Regardless of what happens today in Iowa, the 2008 presidential contest will come down to Hillary Clinton and Mitt Romney, according to a CNBC Trillion Dollar Snap Survey of some of the nation's top money managers, investment strategists and professional economists.
Snapshots from the closing hours of the Iowa caucus: Song choices: At John Edwards rallies, Bruce Springsteen's "The Rising." At Barack Obama's, Stevie Wonder's "Signed, Sealed and Delivered." At Hillary Clinton's, Dolly Parton's "9 to 5." At Mike Huckabee's rally in Des Moines last night, it was "Sweet Home Alabama" --except the candidate himself was on stage strumming guitar with a local band.
Warren Buffett will be appearing live three times on CNBC and CNBC.com Tuesday in connection with the fund-raiser he's hosting in San Francisco for Hillary Clinton's presidential bid. The first live interview on CNBC is scheduled for 10:15a ET, with a joint Buffett-Clinton interview planned for late in the afternoon. The fund-raiser itself will be streamed live on CNBC.com
Warren Buffett did a taped interview in San Francisco with CNBC's Becky Quick last night. Buffett is in that city for today's fund-raiser on behalf of Senator Hillary Clinton's presidential bid. Becky showed some excerpts from her taped chat on Squawk Box earlier today. In this clip, she asks for Buffett's thoughts on today's upcoming Federal Reserve decision on interest rates.
Warren Buffett hosted a fund-raiser today in San Francisco for Senator Hillary Clinton's presidential campaign.
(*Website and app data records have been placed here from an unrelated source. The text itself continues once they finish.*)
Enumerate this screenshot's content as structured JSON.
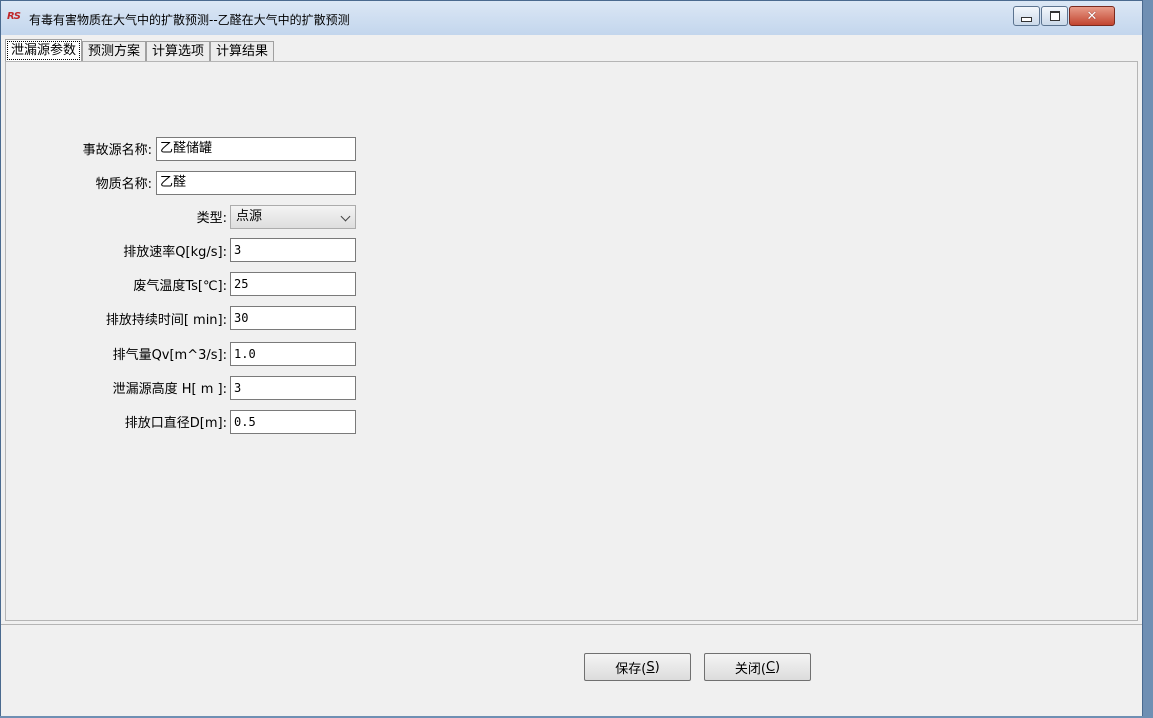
{
  "window": {
    "app_logo": "RS",
    "title": "有毒有害物质在大气中的扩散预测--乙醛在大气中的扩散预测",
    "controls": {
      "minimize": "minimize-icon",
      "maximize": "maximize-icon",
      "close": "close-icon"
    }
  },
  "tabs": [
    {
      "label": "泄漏源参数",
      "active": true
    },
    {
      "label": "预测方案",
      "active": false
    },
    {
      "label": "计算选项",
      "active": false
    },
    {
      "label": "计算结果",
      "active": false
    }
  ],
  "form": {
    "accident_source": {
      "label": "事故源名称:",
      "value": "乙醛储罐"
    },
    "substance": {
      "label": "物质名称:",
      "value": "乙醛"
    },
    "type": {
      "label": "类型:",
      "value": "点源"
    },
    "emission_rate": {
      "label": "排放速率Q[kg/s]:",
      "value": "3"
    },
    "gas_temp": {
      "label": "废气温度Ts[℃]:",
      "value": "25"
    },
    "duration": {
      "label": "排放持续时间[ min]:",
      "value": "30"
    },
    "gas_volume": {
      "label": "排气量Qv[m^3/s]:",
      "value": "1.0"
    },
    "source_height": {
      "label": "泄漏源高度 H[  m ]:",
      "value": "3"
    },
    "outlet_diameter": {
      "label": "排放口直径D[m]:",
      "value": "0.5"
    }
  },
  "buttons": {
    "save": {
      "text": "保存(",
      "key": "S",
      "end": ")"
    },
    "close": {
      "text": "关闭(",
      "key": "C",
      "end": ")"
    }
  }
}
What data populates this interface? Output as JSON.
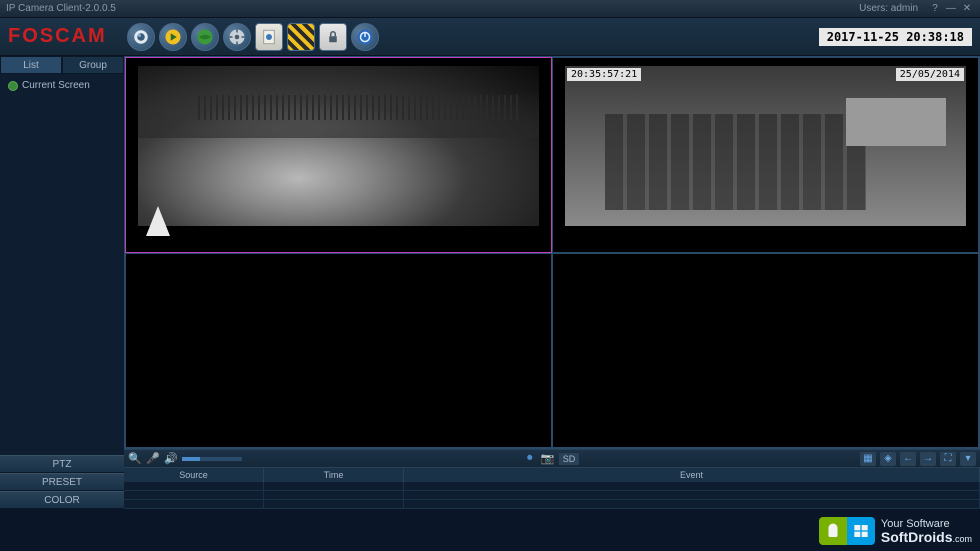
{
  "titlebar": {
    "title": "IP Camera Client-2.0.0.5",
    "users_label": "Users: admin"
  },
  "header": {
    "logo": "FOSCAM",
    "datetime": "2017-11-25 20:38:18",
    "toolbar_icons": [
      "webcam",
      "play",
      "globe",
      "gear",
      "report",
      "lock",
      "power"
    ]
  },
  "sidebar": {
    "tabs": {
      "list": "List",
      "group": "Group"
    },
    "tree": {
      "current_screen": "Current Screen"
    },
    "buttons": {
      "ptz": "PTZ",
      "preset": "PRESET",
      "color": "COLOR"
    }
  },
  "feeds": {
    "cam2": {
      "time": "20:35:57:21",
      "date": "25/05/2014"
    }
  },
  "controlbar": {
    "sd": "SD"
  },
  "event_table": {
    "cols": {
      "source": "Source",
      "time": "Time",
      "event": "Event"
    }
  },
  "watermark": {
    "line1": "Your Software",
    "line2": "SoftDroids",
    "suffix": ".com"
  }
}
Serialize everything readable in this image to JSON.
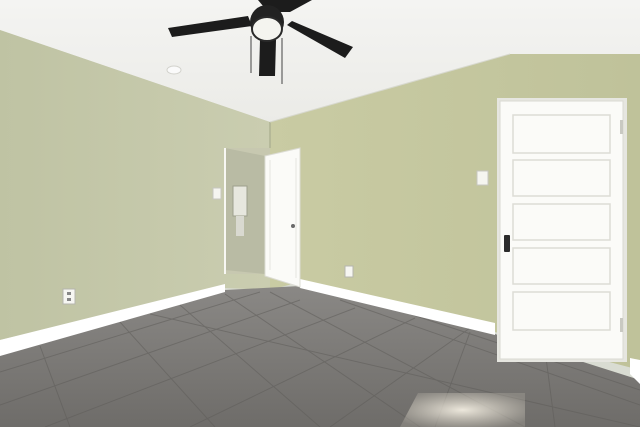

Here's a video excerpt.
In a live interview this afternoon on CNBC with Hillary Clinton standing by his side, Warren Buffett again warned that the U.S. could fall into recession, if unemployment increases significantly. But he said he's not sure that will happen and he's been surprised that the employment market has held up as well as it has so far.
I can't help noticing the dramatic difference between the political and government parts of my beat these days--complete gridlock in Washington and turbulent action on the 2008 campaign trail. In the capital, Democrats and Republicans are fighting over literally everything--the budget, energy legislation, a fix for the out of control Alternative Minimum Tax.
Don Imus came back on air this morning--the big news is that he was repeatedly apologetic for his inappropriate remark about the Rutgers women's basketball team. And his being contrite means advertisers will be a lot more comfortable supporting his show. Another sign that Imus doesn't want to look racist, his new cast includes two black comedians.
A fresh round of polls has underscored the sense of flux in the 2008 presidential race--in both parties. A Washington Post-ABC News poll of Iowa Democrats shows a three-way race for the Jan 3 caucuses--but with Barack Obama, not Hillary Clinton, in the lead.
Before the campaign is done, the TV ads will run the full range from nutty to nasty and tens of millions of Americans will battleground states will see them. But for now, candidate commercials are largely confined to Iowa and New Hampshire television screens. And they are having an impact.
Republican presidential rivals Rudy Giuliani and Mitt Romney scornfully debated immigration Wednesday in a provocative, no-holds-barred debate.
It's getting hot out there on the presidential 2008 trail as voting time draws closer. Here are a few things to remember as you watch the rhetorical and advertising bullets fly: 1. There's NOTHING wrong with drawing contrasts with an opponent--aka "going negative"--if there's a solid basis for it.